Re: sick Gourami  12/9/08 Hi Neale, thanks for the quick response. Which antibiotic would you recommend? Because I can buy an antibiotic from my pharmacy if I say it is for my pet, or I can ask my vet to write a prescription. <In my fish medication book, a variety of antibiotics are recommended for ulcer-type infections: Furazolidone (20 mg/l), Nifurpinol (0.1-0.2 mg/l) and Oxytetracycline hydrochloride (20-100 mg/l). Use whichever, added to the aquarium water, and always remember to remove carbon from the filter while medicating fish. Use for 7-10 days, after which do a decent (25-50%) water change, and repeat medicating as required.> But if it is a virus, it won't help anyway. <Quite.> Oh, those Botia are in the aquarium since Saturday, so it couldn't be them, and I never saw either Ancistrus or Crossocheilus picking on her. <May happen at night, when you're at work... In any case, when I had Otocinclus catfish doing this to a large Awaous goby, it was many weeks after noticing the damage that I actually saw the fish "in the act"!> She is now in a 30 l quarantine tank, I'm treating her for fungus and Finrot, although not with eSHa because it is not available here, but I will try to buy it on the net. <Hope this helps, Neale.>
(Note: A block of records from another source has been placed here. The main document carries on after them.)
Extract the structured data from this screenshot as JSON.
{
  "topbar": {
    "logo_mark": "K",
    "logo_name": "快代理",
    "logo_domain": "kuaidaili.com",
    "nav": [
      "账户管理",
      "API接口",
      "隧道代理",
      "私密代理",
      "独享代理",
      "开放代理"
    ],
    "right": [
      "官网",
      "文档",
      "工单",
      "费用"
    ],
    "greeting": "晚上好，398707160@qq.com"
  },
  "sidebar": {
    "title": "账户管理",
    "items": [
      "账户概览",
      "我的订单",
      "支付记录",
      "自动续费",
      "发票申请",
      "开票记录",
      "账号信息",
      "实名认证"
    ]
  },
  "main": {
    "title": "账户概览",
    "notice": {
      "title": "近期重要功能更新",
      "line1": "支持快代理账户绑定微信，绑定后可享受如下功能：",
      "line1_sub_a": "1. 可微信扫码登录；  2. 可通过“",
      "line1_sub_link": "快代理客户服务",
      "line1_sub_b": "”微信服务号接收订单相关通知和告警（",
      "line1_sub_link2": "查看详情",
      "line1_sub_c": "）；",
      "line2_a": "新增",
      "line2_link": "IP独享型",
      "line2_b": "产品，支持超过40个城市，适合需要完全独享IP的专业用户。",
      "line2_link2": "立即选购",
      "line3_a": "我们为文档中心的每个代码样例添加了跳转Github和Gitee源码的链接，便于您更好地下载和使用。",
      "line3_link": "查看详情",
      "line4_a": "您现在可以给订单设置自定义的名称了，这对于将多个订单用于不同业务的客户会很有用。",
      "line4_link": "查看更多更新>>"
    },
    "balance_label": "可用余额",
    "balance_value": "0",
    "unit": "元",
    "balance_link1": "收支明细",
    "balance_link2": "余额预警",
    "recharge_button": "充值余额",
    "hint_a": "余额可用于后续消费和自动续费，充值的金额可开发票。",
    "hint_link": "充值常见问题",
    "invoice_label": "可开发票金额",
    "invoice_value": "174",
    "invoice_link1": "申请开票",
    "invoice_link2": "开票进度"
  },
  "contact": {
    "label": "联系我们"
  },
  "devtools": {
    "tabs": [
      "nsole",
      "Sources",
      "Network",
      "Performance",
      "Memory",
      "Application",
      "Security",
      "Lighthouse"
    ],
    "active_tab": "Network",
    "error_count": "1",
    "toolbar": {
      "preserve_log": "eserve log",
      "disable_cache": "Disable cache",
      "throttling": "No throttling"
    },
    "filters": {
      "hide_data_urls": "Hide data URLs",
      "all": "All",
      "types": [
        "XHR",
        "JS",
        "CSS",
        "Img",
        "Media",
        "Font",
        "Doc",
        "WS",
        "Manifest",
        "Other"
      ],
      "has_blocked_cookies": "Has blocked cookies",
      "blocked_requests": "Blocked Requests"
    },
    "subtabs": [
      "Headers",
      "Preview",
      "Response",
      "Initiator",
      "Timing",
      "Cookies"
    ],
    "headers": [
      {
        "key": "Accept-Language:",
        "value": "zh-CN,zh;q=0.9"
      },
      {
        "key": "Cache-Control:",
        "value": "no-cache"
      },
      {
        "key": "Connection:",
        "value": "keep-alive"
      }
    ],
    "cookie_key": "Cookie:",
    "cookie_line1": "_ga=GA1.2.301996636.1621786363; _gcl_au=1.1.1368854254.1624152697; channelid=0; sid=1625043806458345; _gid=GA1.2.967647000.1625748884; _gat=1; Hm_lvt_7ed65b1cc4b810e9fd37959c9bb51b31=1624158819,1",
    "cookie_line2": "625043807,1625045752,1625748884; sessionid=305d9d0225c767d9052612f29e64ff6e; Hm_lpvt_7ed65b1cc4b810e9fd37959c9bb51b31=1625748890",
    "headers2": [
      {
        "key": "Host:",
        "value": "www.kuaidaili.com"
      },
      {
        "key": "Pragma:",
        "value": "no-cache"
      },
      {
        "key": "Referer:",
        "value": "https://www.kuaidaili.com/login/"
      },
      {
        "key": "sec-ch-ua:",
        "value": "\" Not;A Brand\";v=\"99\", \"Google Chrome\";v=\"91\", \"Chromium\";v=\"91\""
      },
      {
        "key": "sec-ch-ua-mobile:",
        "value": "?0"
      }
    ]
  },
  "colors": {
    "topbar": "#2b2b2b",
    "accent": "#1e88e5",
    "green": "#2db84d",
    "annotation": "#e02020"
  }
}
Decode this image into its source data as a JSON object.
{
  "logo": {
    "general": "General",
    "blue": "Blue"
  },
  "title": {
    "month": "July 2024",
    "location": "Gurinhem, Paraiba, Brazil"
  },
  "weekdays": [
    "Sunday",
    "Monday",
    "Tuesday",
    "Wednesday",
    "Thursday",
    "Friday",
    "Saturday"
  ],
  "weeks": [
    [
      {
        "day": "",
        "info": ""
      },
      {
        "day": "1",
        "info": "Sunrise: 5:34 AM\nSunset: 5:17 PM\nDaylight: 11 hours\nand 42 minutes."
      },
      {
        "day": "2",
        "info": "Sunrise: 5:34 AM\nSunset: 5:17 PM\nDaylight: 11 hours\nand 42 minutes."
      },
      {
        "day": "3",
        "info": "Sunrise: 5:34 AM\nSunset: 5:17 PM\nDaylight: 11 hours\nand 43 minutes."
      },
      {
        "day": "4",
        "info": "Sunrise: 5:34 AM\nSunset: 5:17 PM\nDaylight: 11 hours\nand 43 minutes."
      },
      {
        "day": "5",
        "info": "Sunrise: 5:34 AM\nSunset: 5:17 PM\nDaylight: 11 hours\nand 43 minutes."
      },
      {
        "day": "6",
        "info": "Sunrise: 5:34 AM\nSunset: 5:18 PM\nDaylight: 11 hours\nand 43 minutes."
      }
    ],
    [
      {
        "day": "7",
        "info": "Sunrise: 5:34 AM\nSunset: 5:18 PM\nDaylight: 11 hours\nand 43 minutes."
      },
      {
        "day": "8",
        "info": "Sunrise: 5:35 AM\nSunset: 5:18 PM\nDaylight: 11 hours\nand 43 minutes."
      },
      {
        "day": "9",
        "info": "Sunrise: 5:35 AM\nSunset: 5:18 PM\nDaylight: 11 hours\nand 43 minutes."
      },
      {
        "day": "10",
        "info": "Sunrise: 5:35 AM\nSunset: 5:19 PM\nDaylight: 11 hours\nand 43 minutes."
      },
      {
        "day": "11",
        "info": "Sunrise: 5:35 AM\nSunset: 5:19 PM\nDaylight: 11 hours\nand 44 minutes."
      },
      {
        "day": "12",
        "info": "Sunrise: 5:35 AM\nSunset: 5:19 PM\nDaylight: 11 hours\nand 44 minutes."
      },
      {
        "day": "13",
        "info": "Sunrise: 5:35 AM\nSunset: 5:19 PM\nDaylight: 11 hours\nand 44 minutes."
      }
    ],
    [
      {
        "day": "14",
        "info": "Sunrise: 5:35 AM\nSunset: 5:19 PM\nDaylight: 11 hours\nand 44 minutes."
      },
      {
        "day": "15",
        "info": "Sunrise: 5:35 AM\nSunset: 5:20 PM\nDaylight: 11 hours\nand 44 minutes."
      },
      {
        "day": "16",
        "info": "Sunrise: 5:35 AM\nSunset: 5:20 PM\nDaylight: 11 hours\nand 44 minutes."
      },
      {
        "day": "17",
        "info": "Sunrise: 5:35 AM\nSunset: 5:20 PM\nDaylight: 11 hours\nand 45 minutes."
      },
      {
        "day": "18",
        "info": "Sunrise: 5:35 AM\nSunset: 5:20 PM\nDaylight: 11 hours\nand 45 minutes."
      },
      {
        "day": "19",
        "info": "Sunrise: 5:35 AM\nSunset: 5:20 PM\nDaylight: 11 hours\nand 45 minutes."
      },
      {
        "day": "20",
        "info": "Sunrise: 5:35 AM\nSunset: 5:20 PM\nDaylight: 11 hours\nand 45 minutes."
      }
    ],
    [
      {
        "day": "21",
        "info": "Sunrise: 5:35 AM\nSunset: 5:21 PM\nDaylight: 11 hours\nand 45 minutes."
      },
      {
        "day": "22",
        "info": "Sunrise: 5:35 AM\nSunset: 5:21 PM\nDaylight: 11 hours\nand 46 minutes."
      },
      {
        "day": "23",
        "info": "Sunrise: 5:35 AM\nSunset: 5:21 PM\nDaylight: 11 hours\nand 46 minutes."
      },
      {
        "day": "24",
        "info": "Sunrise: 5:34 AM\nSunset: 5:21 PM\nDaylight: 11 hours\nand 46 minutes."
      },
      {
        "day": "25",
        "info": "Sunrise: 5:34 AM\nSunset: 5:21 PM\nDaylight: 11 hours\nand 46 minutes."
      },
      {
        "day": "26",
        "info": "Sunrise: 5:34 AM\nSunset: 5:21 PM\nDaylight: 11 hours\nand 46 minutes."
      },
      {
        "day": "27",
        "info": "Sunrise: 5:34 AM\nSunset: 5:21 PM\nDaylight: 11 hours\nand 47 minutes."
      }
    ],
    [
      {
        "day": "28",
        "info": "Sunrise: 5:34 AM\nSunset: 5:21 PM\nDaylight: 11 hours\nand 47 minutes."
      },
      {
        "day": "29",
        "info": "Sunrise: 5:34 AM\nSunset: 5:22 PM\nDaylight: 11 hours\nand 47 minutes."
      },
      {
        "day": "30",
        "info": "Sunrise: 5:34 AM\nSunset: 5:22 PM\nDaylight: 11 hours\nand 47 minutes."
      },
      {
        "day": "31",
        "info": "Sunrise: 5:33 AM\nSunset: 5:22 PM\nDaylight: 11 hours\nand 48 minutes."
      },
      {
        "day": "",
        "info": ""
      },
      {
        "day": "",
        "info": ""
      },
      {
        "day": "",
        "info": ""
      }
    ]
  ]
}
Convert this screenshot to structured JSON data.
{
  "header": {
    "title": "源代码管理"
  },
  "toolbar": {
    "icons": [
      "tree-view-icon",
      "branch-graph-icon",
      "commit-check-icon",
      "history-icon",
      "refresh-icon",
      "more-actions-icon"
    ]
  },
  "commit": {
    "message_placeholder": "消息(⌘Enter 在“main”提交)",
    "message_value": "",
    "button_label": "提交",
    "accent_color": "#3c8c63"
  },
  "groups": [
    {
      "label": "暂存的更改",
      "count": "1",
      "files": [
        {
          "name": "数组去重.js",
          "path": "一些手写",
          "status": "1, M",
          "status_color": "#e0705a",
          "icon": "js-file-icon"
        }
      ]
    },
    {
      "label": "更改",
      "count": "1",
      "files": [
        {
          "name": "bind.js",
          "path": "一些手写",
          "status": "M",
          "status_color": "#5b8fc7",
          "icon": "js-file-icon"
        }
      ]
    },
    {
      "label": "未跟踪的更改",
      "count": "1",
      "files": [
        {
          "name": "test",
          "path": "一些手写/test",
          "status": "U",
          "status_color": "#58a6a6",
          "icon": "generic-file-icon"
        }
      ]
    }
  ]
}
Become a Sponsor Features:
Daily FAQs FW Daily FAQs SW Pix of the Day FW Pix of the Day New On WWM
Helpful Links Hobbyist Forum Calendars Admin Index Cover Images
Featured Sponsors: